    • Not all feminists believe the same things, Trevor. Yes, some have criticized the institution of marriage. But some haven’t. Not every gay person believes in marriage, either.

      As for your stereotypes of feminists being man-haters, you’re totally off the mark.

  7. Serena i apologize for the sterotype remark of manhaters. But explain to me why there are those that have critized the institution of marriage. Aside from their personal experiences i dont want that as an answer, i mean from a feminist perspective as a group. I know the social norm is to get married. And i know that every group or perspective has of course its own view. which is okay. But as far as DADT being removed i dont agree. Do you? Aside from sexual orientation the military has its own set of federal laws that are much different than civilizans. As a sailor i have to conform to both military law(UCMJ) and civilian laws. Why is it ok for civilians to try and change the way armed forces do things? We serve this country well most of us do some are just there sadly,dont you think that our code of ethics and morals and good order and discipline should be left to the military? I have an open mind but i dont agree with DADT being repealed. Maybe you can provide some insight?

    • Trevor, for a good read on feminist critiques of marriage, I recommend the book “White Weddings” by Chrys Ingraham. Her book gives a history of the institution of marriage, and she breaks things down based on race, class, gender, and sexual orientation.

      The DADT issue is separate from the marriage issue. It’s a basic question of equality and job discrimination. If the military prevented African Americans from openly serving in the military, I don’t think there would be much disagreement that this is discriminatory. If someone wants to serve in the military, they should be allowed to serve their country. Seeing as the military has a hard enough time meeting its recruitment goals these days, it seems counterproductive to exclude people from being able to sign up to meet those goals.

      Like I said in the previous comment in regards to the same sex marriage debate – not all members of the queer community agree on everything. There are lots of queer folks who think that LGBTQ folks shouldn’t be so eager to defend a government that treats them as second class citizens. These folks believe that the military should be abolished altogether.

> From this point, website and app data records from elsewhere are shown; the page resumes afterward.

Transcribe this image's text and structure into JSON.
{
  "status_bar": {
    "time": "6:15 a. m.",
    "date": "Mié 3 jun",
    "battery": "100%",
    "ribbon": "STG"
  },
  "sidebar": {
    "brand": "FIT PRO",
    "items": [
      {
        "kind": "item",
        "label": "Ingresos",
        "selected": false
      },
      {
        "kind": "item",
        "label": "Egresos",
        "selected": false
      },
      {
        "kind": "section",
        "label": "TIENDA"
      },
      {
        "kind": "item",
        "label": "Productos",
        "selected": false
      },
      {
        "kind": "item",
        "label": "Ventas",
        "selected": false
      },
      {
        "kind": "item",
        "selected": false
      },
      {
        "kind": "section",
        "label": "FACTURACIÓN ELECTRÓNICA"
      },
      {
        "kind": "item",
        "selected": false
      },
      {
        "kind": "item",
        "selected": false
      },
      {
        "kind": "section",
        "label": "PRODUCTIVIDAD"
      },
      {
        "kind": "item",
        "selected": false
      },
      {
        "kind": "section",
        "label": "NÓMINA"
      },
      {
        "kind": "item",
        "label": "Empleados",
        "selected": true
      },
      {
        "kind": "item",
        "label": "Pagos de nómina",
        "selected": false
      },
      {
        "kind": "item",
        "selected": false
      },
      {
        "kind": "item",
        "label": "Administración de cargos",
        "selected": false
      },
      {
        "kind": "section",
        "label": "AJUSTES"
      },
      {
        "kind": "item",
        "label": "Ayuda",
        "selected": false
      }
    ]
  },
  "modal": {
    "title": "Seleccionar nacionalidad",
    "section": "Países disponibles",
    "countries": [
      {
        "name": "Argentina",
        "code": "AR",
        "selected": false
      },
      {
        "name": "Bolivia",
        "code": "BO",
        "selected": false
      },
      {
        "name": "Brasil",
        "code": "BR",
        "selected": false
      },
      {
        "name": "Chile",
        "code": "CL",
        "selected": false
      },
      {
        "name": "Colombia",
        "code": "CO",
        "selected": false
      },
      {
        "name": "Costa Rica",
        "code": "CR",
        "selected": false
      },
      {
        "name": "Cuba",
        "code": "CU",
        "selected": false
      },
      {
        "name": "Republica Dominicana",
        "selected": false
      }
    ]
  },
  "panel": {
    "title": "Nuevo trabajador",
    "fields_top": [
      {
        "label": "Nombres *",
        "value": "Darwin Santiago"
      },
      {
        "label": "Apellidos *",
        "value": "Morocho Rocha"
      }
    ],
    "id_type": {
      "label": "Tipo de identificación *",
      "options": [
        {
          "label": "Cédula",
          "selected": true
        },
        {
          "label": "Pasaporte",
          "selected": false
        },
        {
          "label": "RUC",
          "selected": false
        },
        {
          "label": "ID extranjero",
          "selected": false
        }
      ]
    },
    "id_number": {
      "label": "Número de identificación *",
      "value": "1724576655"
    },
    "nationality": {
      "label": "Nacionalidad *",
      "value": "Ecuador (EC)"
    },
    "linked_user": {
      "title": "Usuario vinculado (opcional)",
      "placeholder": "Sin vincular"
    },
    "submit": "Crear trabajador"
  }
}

      Gay people come from all walks of life – so it’s hard to say all gay people believe this or that, just as it would be hard to say all Christians believe this or that – there is much disagreement within Christianity. And the same is true for feminism – feminists come from all walks of life, and we don’t agree on every point. However, the underlying thread of feminism that all of us can agree on is that feminism is about equality – for everybody – and that feminists pursue goals that improve women’s lives. We might disagree about how to accomplish those goals – but we can at least agree that this is fundamentally about equality.

      I hope that answers your questions. I really hope you take a look at Ingraham’s book. It will give you a lot to think about – whether you agree with her arguments or not.

    • Why is it okay for civilians to try and change the way the armed forces do things? Seriously?

      Correct me if I am wrong, but don’t the armed forces represent this country? If so, then I think equality for all should be the goal.
      Isn’t it supposed to be an honor to serve and defend America? Shouldn’t everyone have a right to this honor? If you really are as you say, a sailor, then I find your question about us civilians having the nerve to question and care about the policies of our country’s armed forces to be shocking.

      And if you really do, as you say, have an open mind, then I find your statement about not wanting DADT repelled to be an obvious contraction.

  8. Serena thank you for taking the time to answer my questions and better help my understanding of feminism. I will definitely keep that book in mind. Thank you for providing a better perspective from which i can view things. Look outside the box if you will you know. I am thankful. Have a wonderful day.

    • You’re welcome. Feel free to stop back and let me know what you think of Ingraham’s book when you read it. It definitely has a lot of points for discussion.

Speak Your Mind

*